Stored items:
━━━━━━━━━━━━━━━━━━━━━━━━━━━━━━

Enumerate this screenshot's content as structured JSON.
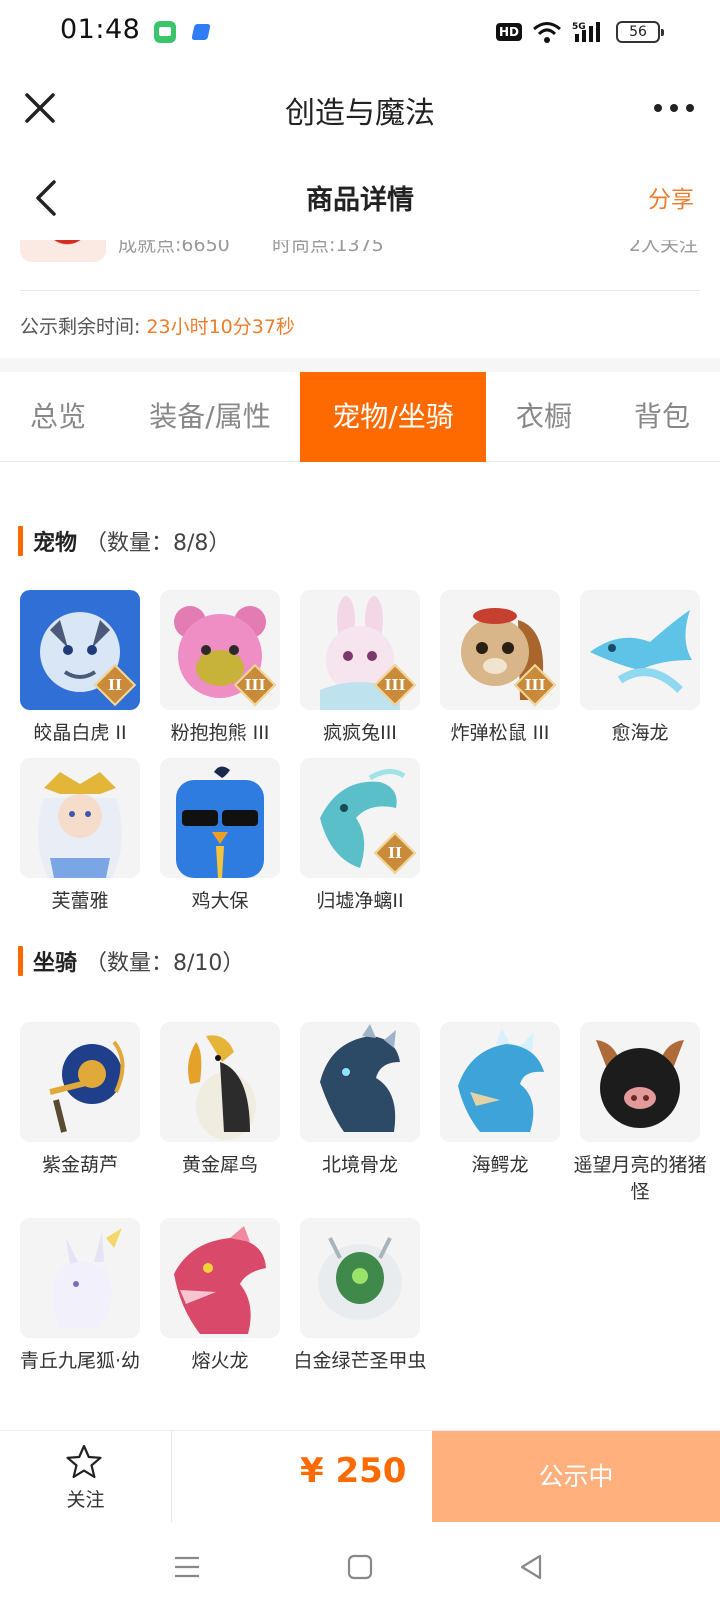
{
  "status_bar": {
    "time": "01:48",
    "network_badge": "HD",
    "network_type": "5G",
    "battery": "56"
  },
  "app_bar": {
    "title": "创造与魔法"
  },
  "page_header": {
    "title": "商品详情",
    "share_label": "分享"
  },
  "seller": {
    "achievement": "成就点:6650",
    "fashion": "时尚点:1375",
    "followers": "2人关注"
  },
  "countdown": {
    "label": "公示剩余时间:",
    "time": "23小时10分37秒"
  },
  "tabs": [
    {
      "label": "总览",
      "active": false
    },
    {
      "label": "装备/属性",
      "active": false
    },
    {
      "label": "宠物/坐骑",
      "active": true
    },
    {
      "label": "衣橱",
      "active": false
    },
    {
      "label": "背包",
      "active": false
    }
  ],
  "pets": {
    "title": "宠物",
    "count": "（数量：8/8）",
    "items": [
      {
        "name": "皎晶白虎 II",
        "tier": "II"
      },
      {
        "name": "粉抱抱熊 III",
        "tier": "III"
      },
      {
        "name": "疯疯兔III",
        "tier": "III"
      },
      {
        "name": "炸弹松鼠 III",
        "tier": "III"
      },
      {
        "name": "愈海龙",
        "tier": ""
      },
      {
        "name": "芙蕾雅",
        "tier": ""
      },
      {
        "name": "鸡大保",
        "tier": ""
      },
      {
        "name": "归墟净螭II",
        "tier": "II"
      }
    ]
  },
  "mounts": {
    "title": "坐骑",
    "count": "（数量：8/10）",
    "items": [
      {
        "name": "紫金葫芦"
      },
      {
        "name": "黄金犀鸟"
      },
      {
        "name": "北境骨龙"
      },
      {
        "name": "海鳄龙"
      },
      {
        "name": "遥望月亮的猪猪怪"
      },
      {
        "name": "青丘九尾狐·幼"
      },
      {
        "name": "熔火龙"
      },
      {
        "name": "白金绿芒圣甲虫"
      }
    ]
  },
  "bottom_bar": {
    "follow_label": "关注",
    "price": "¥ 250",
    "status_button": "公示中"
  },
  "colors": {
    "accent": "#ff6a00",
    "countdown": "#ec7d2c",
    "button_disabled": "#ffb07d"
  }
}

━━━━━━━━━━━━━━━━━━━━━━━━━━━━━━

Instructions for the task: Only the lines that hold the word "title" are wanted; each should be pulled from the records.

Solution to this problem:
    "title": "创造与魔法"
    "title": "商品详情",
    "title": "宠物",
    "title": "坐骑",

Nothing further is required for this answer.